# DATA EXCERPTS

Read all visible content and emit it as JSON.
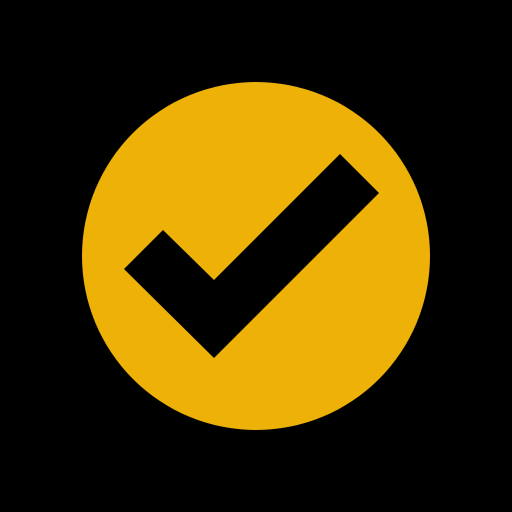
{
  "icon": {
    "name": "check-circle-icon",
    "circle_color": "#EDB108",
    "check_color": "#000000",
    "background_color": "#000000"
  }
}
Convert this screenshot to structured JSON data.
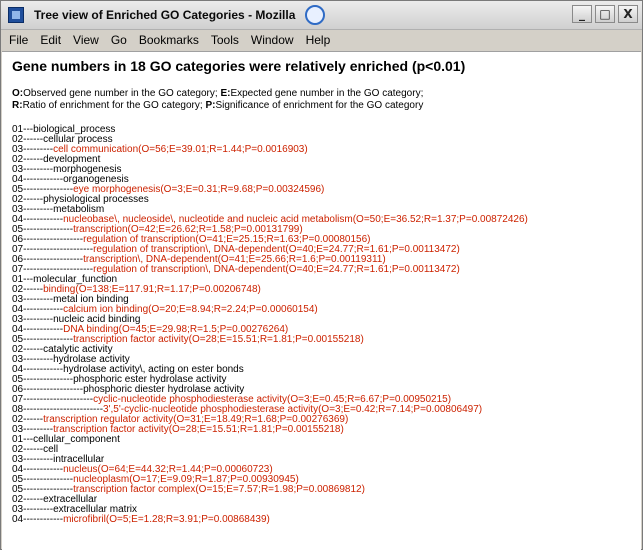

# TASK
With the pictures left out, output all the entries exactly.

# COMPLETED EXERCISE
Read all visible content and emit it as JSON.
{
  "icon": {
    "name": "check-circle-icon",
    "circle_color": "#EDB108",
    "check_color": "#000000",
    "background_color": "#000000"
  }
}
Convert this screenshot to structured JSON data.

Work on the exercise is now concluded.